Government Regulators Must Protect Citizens Without Impeding Innovation

To keep up with today’s rapidly changing technology environment, regulators must modernize their regulatory practices and increase efficiency, according to a new report.

by / June 30, 2015
The Drug Enforcement Administration (DEA) is the lead Federal agency in enforcing narcotics and controlled substances laws and regulations. Flickr/Coast Guard News

Though many argue that some government regulations are nonsensical, others believe that such regulations exist to protect us, to correct market failures and to make many aspects of our lives easier.

But according to a new report from GovLab, Deloitte Consulting's federal think tank and innovation center, the persistence and scale of technology-induced change in recent years have led many to doubt the value and practicality of government regulation.

So to remain relevant — to keep up with today’s rapidly changing technology environment — regulators must modernize their regulatory practices and increase efficiency, according to the report The Regulator of Tomorrow: Rulemaking and Enforcement in an Era of Exponential Change, which examines the challenges modern regulators face, mainly driven by technology advancements, shifts in consumer habits and the new sharing economy. 

“There’s always been a bit of a clash and tension between innovators and regulators,” said Rachel Brody, a human capital senior consultant with Deloitte’s federal government practice and one of the report’s lead authors. “We were interested in examining what a future regulator might look like. If we need this person to be even more agile and responsive and effective in the future, what will they need to be doing that’s different than today?”

The report examines the complex challenges faced by regulators today and provides practical ideas to help them achieve their goals in these rapidly changing times, emphasizing how regulators need to strike a balance between protecting citizens and fair markets without impeding innovation.

“Regulators and the regulations they create and enforce still play a critical role — but one that may need to evolve to remain relevant and effective,” according to the report, which also examines the opportunities this changing technology landscape provides to regulators — both in how they make rules and the way they enforce them.

“Technology for the regulator of tomorrow is also a key enabler,” said Nick Olson, technology strategy senior consultant with Deloitte's federal government practice and another lead author of the report. “There are opportunities on the rulemaking front in terms of helping to increase citizen engagement and also on the oversight front.

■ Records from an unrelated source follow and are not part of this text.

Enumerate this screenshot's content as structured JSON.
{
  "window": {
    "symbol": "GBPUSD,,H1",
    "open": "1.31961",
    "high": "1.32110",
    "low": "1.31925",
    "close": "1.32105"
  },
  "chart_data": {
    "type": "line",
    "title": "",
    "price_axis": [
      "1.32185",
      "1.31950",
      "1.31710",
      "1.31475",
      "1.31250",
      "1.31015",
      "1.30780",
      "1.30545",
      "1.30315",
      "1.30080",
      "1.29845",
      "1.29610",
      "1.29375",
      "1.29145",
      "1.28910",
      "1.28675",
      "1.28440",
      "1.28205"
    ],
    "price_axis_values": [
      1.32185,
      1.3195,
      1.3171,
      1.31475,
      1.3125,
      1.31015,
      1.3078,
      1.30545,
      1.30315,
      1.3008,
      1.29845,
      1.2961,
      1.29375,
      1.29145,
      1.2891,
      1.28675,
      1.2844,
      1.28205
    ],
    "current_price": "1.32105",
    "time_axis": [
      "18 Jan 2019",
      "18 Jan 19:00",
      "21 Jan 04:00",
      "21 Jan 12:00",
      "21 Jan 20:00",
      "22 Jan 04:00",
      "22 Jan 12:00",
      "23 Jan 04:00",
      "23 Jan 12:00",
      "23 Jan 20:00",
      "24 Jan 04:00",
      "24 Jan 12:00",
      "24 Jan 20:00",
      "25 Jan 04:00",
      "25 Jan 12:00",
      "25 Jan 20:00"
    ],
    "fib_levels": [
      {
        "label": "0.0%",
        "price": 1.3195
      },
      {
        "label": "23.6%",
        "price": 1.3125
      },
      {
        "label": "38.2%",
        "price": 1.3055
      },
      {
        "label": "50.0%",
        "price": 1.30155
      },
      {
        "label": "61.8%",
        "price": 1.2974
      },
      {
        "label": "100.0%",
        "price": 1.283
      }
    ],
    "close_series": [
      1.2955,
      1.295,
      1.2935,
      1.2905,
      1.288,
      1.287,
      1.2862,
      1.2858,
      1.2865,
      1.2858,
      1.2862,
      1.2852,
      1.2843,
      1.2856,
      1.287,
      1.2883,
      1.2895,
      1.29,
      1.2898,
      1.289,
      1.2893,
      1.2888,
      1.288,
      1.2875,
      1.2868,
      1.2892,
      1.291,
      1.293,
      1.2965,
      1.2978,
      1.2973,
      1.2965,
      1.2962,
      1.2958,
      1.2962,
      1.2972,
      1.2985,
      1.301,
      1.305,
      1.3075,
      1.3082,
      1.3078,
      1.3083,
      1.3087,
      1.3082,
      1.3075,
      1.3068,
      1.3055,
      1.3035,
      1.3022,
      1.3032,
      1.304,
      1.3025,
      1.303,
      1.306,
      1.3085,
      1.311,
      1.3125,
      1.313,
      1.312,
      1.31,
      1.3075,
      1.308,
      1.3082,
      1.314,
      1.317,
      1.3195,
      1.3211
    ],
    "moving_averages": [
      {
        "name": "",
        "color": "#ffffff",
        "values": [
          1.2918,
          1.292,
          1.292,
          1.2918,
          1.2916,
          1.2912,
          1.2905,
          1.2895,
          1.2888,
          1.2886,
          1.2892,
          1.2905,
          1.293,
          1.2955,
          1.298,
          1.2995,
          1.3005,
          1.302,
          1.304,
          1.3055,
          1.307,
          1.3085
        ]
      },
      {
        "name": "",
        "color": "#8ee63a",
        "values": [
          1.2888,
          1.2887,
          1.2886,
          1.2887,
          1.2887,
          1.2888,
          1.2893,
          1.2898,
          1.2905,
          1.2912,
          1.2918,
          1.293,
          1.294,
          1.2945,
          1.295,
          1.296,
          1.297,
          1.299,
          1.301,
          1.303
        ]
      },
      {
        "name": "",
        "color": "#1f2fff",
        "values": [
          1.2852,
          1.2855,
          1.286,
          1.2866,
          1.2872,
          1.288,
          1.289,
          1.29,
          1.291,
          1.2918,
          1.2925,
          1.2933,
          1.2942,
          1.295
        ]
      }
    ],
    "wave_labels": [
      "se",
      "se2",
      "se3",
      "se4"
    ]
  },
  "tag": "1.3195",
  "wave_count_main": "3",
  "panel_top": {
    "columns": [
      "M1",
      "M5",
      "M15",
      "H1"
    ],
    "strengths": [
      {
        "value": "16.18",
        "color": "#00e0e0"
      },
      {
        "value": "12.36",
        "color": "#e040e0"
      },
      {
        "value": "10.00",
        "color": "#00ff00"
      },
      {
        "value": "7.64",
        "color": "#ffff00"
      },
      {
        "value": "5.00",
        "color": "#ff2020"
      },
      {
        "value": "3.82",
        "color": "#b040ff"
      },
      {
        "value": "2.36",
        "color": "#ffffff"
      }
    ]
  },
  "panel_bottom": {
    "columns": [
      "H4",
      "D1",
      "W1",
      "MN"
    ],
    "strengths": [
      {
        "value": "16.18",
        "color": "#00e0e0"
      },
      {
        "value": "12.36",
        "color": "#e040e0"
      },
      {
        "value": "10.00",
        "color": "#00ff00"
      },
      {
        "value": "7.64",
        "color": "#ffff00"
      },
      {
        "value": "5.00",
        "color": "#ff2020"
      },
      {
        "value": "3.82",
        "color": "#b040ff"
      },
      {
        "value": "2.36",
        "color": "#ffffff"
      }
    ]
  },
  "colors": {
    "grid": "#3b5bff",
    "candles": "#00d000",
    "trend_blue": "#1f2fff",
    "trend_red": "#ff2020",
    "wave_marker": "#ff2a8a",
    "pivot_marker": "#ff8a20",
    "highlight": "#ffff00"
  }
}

We are now seeing vast quantities of data from all sorts of sources —we need to use that to help drive where regulators are focusing their resources, especially if they are resource-constrained.”

By aligning technology, strategies, process and talent, the regulator of tomorrow can transform today to adapt to the rapidly-changing environment, the report states. 

“Bridging the gap between innovators and regulators is key,” Brody said. “That means helping regulators be creative about how they are engaging with the innovative community, or taking the energy and creativity we see in places like Silicon Valley and applying it to our federal challenges.”

The report also explores several state and government examples of regulatory innovation.

“Regulators at the state and local levels are a lot closer to the issues and the citizens themselves, so they are in a good spot to understand some of the disruptions coming up, the concerns of the citizens and how to target and prioritize those issues,” said Olson. “Overall, there are a lot of interesting things happening at the city and state levels, and with the data coming from citizens.”

And overall, collaboration between regulators and innovators is the key opportunity they see, Brody added.

“Also, from a regulator’s perspective, they need to make sure they are getting the right people in the room as they are making policies and rules so they can get a diverse set of viewpoints and perspectives.”

The report found that at a high level, regulators are facing the following five trends:

  1. Technological change is occurring at an exponential pace.
  2. The emergence of new business models is evident by the rise of the sharing economy.
  3. Shrinking barriers to entry for suppliers and buyers is making it easier for aspiring entrepreneurs to bring new goods and services to market while, in parallel, previously niche products become accessible to a mass market.
  4. The “ignore until large” phenomenon, where regulators and startups avoid engaging with each other until startups get large enough to show up on a regulator’s radar, is evident — and “large” can happen quickly.
  5. There is a rise of business ecosystems, which means dynamic and co-evolving communities of diverse actors can create and capture new value through both collaboration and competition.

To read more, download the full report.

Justine Brown Contributing Writer